“ Loved by some, detested by others. Similar to Roeg's Don't Look Now, Von Trier's story of a couple's grief is dark, depressing, twisted, bizarre and Freudien. The couple, known as 'he' and 'she', He, being a therapist, takes her to the woods, almost ironically named 'Eden', to repair her grief, whilst she is writting a thesis on gynocide. The film becomes darker and more depressing whilst offering sick or fascinating theories (depending on how you choose to look at it) on women and on reality. Sick, misogynistic or genius, regardless of what you think of it, it's certainly a brilliant arthouse film. ” - tom314
 
6.
The 400 Blows (1959)
    1 2 3 4 5 6 7 8 9 10 8.1/10 X  
Moving story of a young boy who, left without attention, delves into a life of petty crime. (99 mins.)
 
7.
The Seventh Seal (1957)
    1 2 3 4 5 6 7 8 9 10 8.2/10 X  
A man seeks answers about life, death, and the existence of God as he plays chess against the Grim Reaper during the Black Plague. (96 mins.)
Director: Ingmar Bergman
 
8.
Stalker (1979)
    1 2 3 4 5 6 7 8 9 10 8.1/10 X  
A guide leads two men through an area known as the Zone to find a room that grants wishes. (163 mins.)
 
9.
Andrei Rublev (1966)
    1 2 3 4 5 6 7 8 9 10 8.4/10 X  
The life, times and afflictions of the fifteenth-century Russian iconographer. (205 mins.)
 
10.
Breaking the Waves (1996)
    1 2 3 4 5 6 7 8 9 10 7.9/10 X  
Oilman Jan is paralyzed in an accident. His wife, who prayed for his return, feels guilty; even more, when Jan urges her to have sex with another. (159 mins.)

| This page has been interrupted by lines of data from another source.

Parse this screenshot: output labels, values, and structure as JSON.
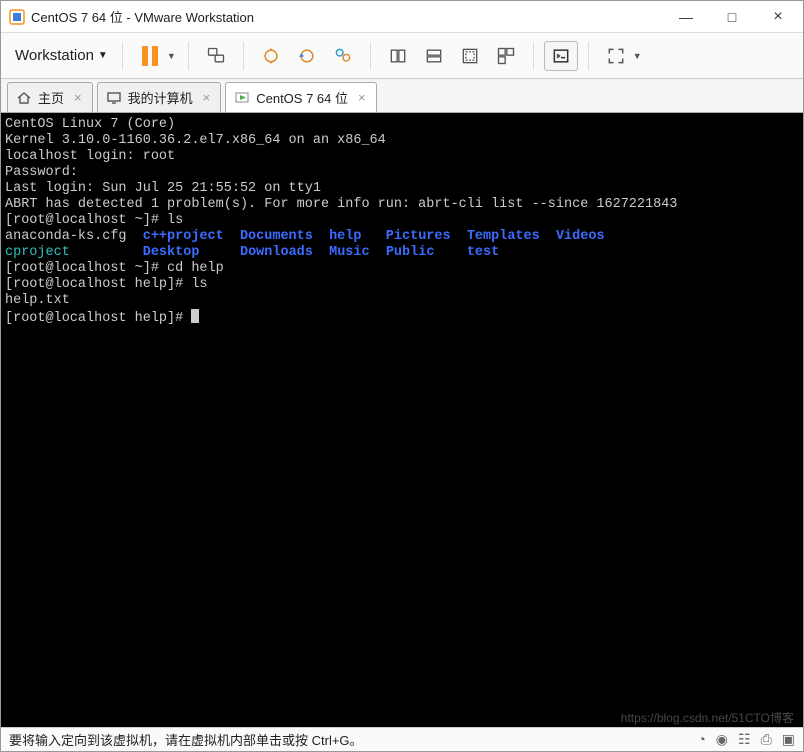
{
  "window": {
    "title": "CentOS 7 64 位 - VMware Workstation",
    "minimize": "—",
    "maximize": "□",
    "close": "×"
  },
  "menu": {
    "workstation_label": "Workstation"
  },
  "tabs": [
    {
      "label": "主页",
      "icon": "home"
    },
    {
      "label": "我的计算机",
      "icon": "monitor"
    },
    {
      "label": "CentOS 7 64 位",
      "icon": "vm",
      "active": true
    }
  ],
  "terminal": {
    "lines": [
      {
        "segs": [
          {
            "t": "CentOS Linux 7 (Core)"
          }
        ]
      },
      {
        "segs": [
          {
            "t": "Kernel 3.10.0-1160.36.2.el7.x86_64 on an x86_64"
          }
        ]
      },
      {
        "segs": [
          {
            "t": ""
          }
        ]
      },
      {
        "segs": [
          {
            "t": "localhost login: root"
          }
        ]
      },
      {
        "segs": [
          {
            "t": "Password:"
          }
        ]
      },
      {
        "segs": [
          {
            "t": "Last login: Sun Jul 25 21:55:52 on tty1"
          }
        ]
      },
      {
        "segs": [
          {
            "t": "ABRT has detected 1 problem(s). For more info run: abrt-cli list --since 1627221843"
          }
        ]
      },
      {
        "segs": [
          {
            "t": "[root@localhost ~]# ls"
          }
        ]
      },
      {
        "segs": [
          {
            "t": "anaconda-ks.cfg  "
          },
          {
            "t": "c++project",
            "c": "dir"
          },
          {
            "t": "  "
          },
          {
            "t": "Documents",
            "c": "dir"
          },
          {
            "t": "  "
          },
          {
            "t": "help",
            "c": "dir"
          },
          {
            "t": "   "
          },
          {
            "t": "Pictures",
            "c": "dir"
          },
          {
            "t": "  "
          },
          {
            "t": "Templates",
            "c": "dir"
          },
          {
            "t": "  "
          },
          {
            "t": "Videos",
            "c": "dir"
          }
        ]
      },
      {
        "segs": [
          {
            "t": "cproject",
            "c": "cy"
          },
          {
            "t": "         "
          },
          {
            "t": "Desktop",
            "c": "dir"
          },
          {
            "t": "     "
          },
          {
            "t": "Downloads",
            "c": "dir"
          },
          {
            "t": "  "
          },
          {
            "t": "Music",
            "c": "dir"
          },
          {
            "t": "  "
          },
          {
            "t": "Public",
            "c": "dir"
          },
          {
            "t": "    "
          },
          {
            "t": "test",
            "c": "dir"
          }
        ]
      },
      {
        "segs": [
          {
            "t": "[root@localhost ~]# cd help"
          }
        ]
      },
      {
        "segs": [
          {
            "t": "[root@localhost help]# ls"
          }
        ]
      },
      {
        "segs": [
          {
            "t": "help.txt"
          }
        ]
      },
      {
        "segs": [
          {
            "t": "[root@localhost help]# "
          },
          {
            "cursor": true
          }
        ]
      }
    ]
  },
  "statusbar": {
    "text": "要将输入定向到该虚拟机，请在虚拟机内部单击或按 Ctrl+G。"
  },
  "watermark": "https://blog.csdn.net/51CTO博客"
}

Director: Lars Von Trier
 
11.
Requiem for a Dream (2000)
    1 2 3 4 5 6 7 8 9 10 8.4/10 X  
The drug-induced utopias of four Coney Island people are shattered when their addictions run deep. (102 mins.)
 
12.
Don't Look Now (1973)

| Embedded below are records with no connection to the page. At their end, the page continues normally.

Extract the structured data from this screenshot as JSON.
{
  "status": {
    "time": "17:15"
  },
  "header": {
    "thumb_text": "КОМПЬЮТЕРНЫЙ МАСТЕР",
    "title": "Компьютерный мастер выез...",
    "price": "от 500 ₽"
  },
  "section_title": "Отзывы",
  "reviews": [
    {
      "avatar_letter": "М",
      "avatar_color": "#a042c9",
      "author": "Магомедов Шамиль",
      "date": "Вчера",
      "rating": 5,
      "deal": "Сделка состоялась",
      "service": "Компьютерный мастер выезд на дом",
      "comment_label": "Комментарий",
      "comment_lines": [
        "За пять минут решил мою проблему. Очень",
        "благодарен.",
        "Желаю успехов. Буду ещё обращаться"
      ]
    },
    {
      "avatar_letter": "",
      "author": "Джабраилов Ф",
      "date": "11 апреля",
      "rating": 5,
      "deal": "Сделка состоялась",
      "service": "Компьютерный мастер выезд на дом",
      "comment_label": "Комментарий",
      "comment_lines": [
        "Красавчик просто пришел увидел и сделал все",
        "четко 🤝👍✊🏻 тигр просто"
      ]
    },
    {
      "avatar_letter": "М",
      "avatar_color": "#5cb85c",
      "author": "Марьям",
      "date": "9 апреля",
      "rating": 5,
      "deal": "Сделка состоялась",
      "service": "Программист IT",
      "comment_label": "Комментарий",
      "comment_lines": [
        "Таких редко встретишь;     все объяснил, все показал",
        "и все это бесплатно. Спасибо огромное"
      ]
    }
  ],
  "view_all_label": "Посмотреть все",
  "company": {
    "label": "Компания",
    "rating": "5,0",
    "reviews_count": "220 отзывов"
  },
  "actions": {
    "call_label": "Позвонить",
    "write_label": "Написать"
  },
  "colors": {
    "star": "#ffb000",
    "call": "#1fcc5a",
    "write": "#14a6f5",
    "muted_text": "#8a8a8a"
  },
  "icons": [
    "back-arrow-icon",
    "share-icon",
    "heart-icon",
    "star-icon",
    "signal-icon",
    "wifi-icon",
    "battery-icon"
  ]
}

    1 2 3 4 5 6 7 8 9 10 7.3/10 X  
A married couple grieving the recent death of their young daughter are in Venice when they encounter two elderly sisters, one of whom is psychic and brings a warning from beyond. (110 mins.)
Director: Nicolas Roeg
 
13.

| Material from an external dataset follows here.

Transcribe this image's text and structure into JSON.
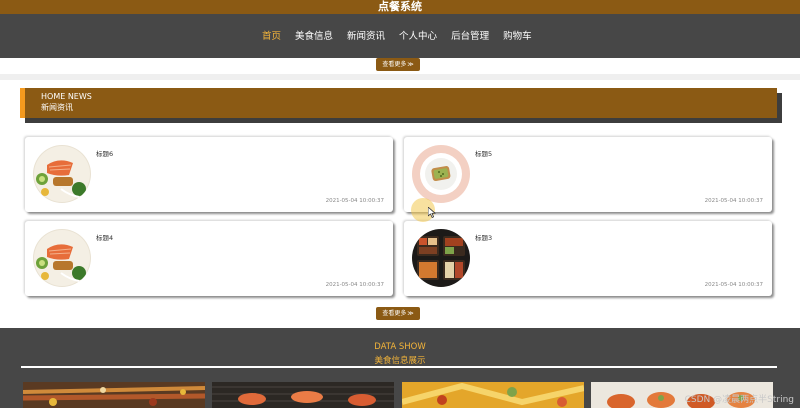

Three Colors: Red (1994)
    1 2 3 4 5 6 7 8 9 10 8.1/10 X  
Final entry in a trilogy of films dealing with contemporary French society concerns a model who discovers her neighbour is keen on invading people's privacy. (99 mins.)
 
14.
Seven Samurai (1954)
    1 2 3 4 5 6 7 8 9 10 8.7/10 X  
A poor village under attack by bandits recruits seven unemployed samurai to help them defend themselves. (207 mins.)
Director: Akira Kurosawa
 
15.
Rashomon (1950)
    1 2 3 4 5 6 7 8 9 10 8.3/10 X  
A heinous crime and its aftermath are recalled from differing points of view. (88 mins.)
Director: Akira Kurosawa